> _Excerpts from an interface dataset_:

>>

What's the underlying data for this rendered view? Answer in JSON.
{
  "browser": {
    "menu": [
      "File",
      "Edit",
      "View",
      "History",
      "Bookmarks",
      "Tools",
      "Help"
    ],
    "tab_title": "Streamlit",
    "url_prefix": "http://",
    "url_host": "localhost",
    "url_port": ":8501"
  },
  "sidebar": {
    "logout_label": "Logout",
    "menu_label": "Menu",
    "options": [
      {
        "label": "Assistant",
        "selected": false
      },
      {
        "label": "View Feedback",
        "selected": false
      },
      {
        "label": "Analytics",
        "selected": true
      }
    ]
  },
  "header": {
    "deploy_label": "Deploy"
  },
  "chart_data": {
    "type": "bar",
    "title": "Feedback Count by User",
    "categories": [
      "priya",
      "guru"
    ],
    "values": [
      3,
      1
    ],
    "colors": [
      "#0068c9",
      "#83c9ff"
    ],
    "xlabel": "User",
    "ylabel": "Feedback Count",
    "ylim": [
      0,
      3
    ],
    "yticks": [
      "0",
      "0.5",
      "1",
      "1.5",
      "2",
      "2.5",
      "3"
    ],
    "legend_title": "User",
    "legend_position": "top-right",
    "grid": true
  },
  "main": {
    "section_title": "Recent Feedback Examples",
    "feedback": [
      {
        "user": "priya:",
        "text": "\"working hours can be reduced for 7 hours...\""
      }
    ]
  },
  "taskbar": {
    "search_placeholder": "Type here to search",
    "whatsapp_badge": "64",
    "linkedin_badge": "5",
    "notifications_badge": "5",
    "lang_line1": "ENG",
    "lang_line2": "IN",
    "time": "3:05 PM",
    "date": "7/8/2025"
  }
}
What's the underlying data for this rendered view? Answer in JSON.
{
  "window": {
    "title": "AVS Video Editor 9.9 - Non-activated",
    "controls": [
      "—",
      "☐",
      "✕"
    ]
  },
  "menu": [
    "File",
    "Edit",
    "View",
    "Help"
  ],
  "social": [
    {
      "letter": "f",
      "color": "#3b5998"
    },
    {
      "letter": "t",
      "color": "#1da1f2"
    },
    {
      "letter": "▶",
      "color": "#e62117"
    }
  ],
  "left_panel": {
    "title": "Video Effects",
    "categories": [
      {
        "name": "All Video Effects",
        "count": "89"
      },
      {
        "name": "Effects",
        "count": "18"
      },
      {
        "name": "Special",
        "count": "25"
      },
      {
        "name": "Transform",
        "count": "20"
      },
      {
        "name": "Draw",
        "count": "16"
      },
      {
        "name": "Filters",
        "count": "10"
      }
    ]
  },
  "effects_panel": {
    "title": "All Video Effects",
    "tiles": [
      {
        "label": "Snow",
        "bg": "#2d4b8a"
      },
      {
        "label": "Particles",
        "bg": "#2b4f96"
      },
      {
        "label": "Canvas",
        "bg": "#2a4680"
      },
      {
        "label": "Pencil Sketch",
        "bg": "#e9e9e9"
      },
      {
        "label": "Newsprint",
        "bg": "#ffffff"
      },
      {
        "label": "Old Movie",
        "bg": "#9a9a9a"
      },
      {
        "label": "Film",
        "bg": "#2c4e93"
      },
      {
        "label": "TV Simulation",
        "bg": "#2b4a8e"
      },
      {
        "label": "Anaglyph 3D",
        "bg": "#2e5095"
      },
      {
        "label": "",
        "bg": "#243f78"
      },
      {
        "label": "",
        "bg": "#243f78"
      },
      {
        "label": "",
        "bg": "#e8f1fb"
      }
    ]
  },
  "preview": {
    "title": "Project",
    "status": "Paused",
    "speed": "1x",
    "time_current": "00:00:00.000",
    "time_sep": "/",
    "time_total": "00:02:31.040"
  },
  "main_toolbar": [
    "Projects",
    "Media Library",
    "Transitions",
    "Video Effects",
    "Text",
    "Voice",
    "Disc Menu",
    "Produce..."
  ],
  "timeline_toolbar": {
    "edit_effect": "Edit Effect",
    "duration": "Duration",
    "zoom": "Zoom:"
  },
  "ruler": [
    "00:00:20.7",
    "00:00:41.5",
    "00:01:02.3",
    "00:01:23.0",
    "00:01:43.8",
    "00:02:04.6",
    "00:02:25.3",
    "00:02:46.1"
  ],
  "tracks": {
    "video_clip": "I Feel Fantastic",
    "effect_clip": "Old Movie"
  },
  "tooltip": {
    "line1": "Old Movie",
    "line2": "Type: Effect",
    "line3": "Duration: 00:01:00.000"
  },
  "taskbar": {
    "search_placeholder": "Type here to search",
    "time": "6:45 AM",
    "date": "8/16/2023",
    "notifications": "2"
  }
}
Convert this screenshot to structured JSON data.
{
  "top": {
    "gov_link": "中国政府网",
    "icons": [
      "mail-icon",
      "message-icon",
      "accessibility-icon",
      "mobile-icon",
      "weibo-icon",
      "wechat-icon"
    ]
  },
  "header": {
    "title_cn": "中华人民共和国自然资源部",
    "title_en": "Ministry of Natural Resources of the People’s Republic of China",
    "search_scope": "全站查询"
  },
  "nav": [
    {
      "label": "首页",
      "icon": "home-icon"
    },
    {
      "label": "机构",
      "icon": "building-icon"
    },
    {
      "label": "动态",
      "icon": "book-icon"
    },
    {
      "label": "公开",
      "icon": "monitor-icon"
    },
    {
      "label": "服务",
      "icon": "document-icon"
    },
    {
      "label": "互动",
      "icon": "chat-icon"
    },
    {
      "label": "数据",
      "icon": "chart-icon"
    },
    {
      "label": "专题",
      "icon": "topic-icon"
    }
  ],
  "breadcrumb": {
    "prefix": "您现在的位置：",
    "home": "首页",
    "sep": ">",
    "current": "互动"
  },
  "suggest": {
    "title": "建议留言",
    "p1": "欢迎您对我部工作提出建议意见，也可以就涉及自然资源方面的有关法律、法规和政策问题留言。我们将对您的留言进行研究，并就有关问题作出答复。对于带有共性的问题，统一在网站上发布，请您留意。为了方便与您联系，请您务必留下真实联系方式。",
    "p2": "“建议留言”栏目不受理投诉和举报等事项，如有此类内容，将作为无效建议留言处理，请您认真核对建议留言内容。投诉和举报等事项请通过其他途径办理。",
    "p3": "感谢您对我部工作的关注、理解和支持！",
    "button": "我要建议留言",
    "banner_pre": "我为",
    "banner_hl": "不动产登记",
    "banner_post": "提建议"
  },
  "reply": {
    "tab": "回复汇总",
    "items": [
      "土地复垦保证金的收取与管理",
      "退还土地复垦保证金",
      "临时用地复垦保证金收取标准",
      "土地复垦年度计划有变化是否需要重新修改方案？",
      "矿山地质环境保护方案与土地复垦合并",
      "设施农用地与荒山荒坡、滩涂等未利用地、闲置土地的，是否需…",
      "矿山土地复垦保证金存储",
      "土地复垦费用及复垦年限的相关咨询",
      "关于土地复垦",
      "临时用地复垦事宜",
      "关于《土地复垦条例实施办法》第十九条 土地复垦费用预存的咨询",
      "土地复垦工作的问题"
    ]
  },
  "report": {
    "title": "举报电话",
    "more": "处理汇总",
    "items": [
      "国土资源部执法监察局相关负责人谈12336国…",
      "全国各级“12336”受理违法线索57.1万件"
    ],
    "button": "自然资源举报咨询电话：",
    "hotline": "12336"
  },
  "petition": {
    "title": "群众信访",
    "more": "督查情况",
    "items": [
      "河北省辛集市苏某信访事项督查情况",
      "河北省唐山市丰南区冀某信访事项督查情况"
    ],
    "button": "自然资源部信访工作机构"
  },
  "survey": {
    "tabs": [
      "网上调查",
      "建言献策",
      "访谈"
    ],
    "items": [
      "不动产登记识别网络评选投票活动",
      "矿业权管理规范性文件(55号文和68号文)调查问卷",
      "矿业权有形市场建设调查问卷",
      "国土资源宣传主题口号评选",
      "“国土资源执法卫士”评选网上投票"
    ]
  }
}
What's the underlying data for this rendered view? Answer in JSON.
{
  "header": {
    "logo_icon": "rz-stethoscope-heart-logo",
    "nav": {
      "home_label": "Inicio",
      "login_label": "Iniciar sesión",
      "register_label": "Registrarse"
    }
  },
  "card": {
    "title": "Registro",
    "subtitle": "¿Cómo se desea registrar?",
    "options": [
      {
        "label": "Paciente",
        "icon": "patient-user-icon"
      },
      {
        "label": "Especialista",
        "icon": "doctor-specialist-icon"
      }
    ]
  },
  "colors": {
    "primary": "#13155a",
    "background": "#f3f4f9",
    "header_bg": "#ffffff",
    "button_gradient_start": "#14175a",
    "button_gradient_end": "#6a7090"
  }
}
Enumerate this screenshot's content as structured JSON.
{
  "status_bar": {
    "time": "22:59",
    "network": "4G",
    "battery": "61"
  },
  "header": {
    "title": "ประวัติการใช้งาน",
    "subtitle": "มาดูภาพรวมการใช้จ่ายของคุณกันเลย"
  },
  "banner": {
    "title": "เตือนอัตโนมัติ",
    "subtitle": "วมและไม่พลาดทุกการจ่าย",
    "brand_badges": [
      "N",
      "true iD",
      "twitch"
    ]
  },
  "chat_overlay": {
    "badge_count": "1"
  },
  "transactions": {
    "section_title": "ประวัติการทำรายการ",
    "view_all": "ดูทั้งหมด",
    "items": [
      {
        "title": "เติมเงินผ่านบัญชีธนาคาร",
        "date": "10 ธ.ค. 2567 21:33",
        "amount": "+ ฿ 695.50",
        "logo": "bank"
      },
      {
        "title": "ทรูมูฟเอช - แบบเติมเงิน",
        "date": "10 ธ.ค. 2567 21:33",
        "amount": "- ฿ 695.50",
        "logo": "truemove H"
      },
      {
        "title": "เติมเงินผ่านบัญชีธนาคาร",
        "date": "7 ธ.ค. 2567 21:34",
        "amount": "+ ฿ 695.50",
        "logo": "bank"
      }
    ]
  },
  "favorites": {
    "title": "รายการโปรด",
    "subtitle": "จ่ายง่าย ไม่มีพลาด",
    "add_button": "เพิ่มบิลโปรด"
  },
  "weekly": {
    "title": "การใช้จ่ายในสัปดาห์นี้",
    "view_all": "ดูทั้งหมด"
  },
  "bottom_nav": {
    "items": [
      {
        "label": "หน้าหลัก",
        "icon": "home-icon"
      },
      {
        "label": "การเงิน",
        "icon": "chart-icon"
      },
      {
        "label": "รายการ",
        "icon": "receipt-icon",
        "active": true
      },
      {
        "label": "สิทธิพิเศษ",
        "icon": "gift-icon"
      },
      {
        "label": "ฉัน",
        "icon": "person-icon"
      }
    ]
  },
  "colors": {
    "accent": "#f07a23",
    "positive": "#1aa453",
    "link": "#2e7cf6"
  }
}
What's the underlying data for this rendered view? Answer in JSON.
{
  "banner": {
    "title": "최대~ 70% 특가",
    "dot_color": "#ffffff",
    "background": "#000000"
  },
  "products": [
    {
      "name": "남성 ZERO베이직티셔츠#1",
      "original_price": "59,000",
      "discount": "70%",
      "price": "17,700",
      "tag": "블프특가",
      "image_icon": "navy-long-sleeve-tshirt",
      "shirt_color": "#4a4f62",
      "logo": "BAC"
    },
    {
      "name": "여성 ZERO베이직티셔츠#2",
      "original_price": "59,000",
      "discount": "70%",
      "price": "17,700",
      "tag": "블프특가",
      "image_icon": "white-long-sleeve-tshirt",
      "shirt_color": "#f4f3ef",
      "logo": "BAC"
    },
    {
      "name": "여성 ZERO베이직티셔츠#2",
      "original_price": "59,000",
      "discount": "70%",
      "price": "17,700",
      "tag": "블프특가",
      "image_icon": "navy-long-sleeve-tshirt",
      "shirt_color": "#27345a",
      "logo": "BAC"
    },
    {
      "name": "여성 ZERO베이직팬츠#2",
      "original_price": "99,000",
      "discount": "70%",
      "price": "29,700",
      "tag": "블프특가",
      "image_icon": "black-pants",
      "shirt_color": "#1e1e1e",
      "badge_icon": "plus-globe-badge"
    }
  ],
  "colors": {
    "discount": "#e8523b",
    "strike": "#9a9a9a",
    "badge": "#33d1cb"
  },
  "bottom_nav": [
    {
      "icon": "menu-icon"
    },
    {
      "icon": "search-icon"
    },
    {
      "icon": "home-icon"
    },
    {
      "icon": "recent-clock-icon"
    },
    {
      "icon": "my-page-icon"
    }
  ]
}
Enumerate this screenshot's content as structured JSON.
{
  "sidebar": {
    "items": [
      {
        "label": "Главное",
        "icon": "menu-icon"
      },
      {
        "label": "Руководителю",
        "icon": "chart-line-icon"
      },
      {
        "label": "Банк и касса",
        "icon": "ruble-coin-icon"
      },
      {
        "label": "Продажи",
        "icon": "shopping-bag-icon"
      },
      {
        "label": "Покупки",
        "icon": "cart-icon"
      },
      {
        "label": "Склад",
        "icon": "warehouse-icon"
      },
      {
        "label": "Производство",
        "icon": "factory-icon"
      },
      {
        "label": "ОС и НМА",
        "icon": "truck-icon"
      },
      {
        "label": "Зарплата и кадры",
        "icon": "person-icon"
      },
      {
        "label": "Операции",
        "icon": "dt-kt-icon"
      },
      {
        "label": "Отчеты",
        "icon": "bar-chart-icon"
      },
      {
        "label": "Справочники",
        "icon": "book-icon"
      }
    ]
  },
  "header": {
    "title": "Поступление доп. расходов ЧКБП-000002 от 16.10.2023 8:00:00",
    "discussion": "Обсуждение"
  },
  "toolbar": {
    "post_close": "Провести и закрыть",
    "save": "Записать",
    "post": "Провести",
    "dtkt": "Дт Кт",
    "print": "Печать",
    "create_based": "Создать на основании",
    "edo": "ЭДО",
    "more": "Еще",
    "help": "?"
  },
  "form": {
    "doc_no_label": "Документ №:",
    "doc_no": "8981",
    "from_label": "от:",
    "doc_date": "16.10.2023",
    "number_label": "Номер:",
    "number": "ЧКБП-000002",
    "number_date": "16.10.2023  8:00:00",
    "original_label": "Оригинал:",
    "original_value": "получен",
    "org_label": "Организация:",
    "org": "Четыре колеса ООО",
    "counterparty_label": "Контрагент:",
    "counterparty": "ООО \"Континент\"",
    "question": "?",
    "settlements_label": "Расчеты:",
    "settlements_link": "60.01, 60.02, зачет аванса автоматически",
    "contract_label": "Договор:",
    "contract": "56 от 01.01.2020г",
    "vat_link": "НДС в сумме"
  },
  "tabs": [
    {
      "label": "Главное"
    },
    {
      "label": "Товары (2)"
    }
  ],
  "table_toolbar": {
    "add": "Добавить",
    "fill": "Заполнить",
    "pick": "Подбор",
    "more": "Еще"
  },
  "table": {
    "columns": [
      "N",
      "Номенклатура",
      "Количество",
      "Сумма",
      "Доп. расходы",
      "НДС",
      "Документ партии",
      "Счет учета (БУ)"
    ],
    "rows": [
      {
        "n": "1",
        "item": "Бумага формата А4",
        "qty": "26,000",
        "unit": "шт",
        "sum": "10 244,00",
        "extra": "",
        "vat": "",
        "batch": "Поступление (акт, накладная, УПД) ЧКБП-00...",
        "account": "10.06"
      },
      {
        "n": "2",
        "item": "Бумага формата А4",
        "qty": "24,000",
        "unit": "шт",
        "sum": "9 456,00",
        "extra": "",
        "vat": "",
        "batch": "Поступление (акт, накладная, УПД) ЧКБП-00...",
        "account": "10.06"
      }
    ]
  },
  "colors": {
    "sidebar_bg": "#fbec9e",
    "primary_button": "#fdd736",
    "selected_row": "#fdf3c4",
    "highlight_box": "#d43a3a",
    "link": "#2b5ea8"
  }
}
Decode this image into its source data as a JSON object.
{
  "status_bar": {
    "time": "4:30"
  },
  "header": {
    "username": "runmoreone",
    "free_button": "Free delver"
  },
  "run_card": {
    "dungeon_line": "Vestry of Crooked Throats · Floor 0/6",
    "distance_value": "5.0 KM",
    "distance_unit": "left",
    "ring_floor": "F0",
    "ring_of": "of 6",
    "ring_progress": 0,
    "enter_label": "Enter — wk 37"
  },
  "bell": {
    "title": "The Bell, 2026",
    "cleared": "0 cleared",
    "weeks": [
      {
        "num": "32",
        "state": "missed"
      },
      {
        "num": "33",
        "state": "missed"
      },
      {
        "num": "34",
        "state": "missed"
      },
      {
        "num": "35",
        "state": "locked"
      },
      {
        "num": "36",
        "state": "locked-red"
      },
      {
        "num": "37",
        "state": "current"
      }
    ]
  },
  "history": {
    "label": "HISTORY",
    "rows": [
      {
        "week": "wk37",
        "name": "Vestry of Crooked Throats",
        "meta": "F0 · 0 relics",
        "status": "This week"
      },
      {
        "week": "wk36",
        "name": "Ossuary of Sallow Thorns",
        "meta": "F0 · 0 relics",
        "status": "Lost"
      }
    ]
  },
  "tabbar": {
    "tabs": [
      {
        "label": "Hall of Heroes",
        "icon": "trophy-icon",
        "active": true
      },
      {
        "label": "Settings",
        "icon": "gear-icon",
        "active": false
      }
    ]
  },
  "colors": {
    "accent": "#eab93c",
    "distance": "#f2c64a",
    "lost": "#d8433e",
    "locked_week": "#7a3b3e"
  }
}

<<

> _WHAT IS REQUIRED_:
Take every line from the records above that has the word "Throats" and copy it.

> _ANSWER SECTION_:
    "dungeon_line": "Vestry of Crooked Throats · Floor 0/6",
        "name": "Vestry of Crooked Throats",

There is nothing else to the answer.